In the last 12 hours, the blog has gotten an extraordinary amount of traffic due to the McGinn case, and social media has been awash with debate. I offer a few, further observations of my own:
1. Sexual harassment, from the mild to the severe, is widespread in academic philosophy. That a famous philosopher, Colin McGinn, has had to resign from his academic position because of allegations of misconduct of a sexual nature is seen as a major vindication for all those who have been harassed, abused, and mistreated but never seen a remedy. It will, hopefully, put others engaged in misconduct on notice.
2. The public allegations against McGinn are far less severe than allegations that I and many others are familiar with against other well-known philosophers. There is a dam waiting to break here, and it should break.
3. Tenure is an important academic institution, under widespread assault in our neoliberal world. Although in the reactionary United States, tenure is an anomaly, reserved for university professors and certain unionized professionals, in most affluent democracies, tenure is the norm: it does not mean lifetime employment, it means termination only for "good" or "adequate" cause. Tenured employment imposes upon employers procedural obligations to establish such cause before forcing those with tenure out of their job.

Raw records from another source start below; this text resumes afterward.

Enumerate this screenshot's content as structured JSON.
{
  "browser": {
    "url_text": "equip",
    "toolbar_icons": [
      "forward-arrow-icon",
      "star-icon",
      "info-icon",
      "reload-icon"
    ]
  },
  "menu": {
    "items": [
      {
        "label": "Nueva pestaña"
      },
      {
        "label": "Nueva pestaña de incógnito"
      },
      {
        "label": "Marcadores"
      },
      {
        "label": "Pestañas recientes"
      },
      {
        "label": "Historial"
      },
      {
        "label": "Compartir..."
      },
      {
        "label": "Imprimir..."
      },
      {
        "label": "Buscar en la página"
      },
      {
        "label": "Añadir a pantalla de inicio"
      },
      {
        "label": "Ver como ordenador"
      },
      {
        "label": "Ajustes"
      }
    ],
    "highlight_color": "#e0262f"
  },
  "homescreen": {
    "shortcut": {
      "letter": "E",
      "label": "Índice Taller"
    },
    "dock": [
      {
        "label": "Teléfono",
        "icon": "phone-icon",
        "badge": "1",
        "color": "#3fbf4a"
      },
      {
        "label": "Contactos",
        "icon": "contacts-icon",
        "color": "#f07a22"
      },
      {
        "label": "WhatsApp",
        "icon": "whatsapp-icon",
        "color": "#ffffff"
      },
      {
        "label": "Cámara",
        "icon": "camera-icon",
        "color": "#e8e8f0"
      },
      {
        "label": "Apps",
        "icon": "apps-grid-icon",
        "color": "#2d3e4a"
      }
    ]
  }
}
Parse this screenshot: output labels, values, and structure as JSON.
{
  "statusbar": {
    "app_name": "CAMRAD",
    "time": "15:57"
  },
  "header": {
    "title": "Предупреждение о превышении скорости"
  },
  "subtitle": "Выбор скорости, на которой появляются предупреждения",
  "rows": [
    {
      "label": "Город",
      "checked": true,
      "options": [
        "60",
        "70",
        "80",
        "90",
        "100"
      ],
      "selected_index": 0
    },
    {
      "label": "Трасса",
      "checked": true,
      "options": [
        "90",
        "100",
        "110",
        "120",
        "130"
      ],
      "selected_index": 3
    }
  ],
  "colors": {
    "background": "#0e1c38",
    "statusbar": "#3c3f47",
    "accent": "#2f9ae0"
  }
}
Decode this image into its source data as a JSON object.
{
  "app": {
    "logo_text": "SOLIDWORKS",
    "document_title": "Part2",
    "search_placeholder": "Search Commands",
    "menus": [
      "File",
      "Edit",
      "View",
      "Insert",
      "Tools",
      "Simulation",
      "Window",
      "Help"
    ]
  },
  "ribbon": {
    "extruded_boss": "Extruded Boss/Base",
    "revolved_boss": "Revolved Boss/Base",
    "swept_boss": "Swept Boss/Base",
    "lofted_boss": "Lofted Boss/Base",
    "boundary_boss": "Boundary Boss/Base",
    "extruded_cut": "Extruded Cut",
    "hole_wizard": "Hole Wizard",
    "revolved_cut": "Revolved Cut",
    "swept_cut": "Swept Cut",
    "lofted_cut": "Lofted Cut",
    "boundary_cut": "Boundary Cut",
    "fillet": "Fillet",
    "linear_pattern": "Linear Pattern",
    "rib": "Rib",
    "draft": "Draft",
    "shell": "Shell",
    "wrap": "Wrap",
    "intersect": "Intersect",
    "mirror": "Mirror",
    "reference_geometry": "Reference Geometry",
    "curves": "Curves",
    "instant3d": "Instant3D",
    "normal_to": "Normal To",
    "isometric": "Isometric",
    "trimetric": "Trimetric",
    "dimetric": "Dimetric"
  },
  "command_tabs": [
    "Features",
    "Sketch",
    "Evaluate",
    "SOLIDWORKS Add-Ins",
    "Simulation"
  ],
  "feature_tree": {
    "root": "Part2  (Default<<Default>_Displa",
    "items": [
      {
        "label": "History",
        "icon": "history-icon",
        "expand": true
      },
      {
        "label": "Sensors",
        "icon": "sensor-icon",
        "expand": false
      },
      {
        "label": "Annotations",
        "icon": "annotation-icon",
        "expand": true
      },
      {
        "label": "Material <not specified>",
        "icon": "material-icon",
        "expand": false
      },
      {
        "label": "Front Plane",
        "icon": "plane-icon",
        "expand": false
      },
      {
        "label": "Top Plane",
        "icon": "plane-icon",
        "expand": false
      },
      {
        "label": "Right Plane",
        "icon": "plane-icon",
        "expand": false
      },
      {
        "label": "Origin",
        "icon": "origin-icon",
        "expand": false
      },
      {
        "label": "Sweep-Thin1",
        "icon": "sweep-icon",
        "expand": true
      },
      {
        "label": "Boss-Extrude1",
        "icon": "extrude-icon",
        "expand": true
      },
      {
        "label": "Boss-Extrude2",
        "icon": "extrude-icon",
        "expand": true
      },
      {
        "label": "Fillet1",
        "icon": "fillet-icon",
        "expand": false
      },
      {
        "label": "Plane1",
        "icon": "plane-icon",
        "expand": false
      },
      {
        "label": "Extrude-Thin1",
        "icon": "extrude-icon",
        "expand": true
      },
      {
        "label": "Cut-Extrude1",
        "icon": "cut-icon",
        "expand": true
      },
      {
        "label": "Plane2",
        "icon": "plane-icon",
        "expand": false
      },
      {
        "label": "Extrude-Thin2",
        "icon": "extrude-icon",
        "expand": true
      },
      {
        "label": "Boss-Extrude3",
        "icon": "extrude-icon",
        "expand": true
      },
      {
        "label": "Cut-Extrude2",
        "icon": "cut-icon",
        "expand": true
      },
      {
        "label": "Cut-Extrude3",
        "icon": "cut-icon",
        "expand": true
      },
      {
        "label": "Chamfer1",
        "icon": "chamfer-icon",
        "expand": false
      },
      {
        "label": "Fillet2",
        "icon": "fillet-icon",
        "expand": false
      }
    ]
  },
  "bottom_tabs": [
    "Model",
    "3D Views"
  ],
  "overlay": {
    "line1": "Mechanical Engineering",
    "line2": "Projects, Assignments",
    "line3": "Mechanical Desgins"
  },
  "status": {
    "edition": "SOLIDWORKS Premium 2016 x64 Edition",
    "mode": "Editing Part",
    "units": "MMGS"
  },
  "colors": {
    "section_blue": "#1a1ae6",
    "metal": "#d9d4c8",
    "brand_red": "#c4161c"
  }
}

4. Due process protections in employment apply even to those who turn out to be miscreants. Here I tend to wear my lawyer's hat: an employee can not receive due process in a situation where the arbiter of his fate has already decided on the outcome. That observation may have no relevance to the McGinn case.
5. Sending e-mails with sexual content to students is, in my view and under the law (as I understand it), a disciplinary offense: suspension without pay, psychological evaluation, restrictions on one's interactions with students are all warranted and well-established remedies. I can imagine circumstances in which such e-mails would constitute a termination offense.
6. The termination of tenured faculty is, and ought to be warranted, when faculty engage in quid pro sexual harassment, commit criminal sexual offenses, or repeatedly engage in conduct that creates a hostile environment for students or colleagues on the basis of their sex. Right now, all indications are that far too few tenured faculty are terminated for such offenses.
7. It has been disturbing to me that some of those jumping on the "get McGinn" bandwagon in the last 24 hours are, themselves, rumored to be guilty of sexual harassment or misconduct. The rumors may have no merit, but that is precisely why due process is important, even for wrongdoers. It has also been disturbing to me that some of those jumping on the "get McGinn" bandwagon in the last 24 hours have so little understanding of or simple contempt for due process and tenure.
8. The student who brought the complaint against McGinn did the right thing; given all the facts in the public record, her complaint was clearly warranted and some disciplinary remedy against McGinn was clearly warranted.
UPDATE: McGinn has now disputed the account in CHE.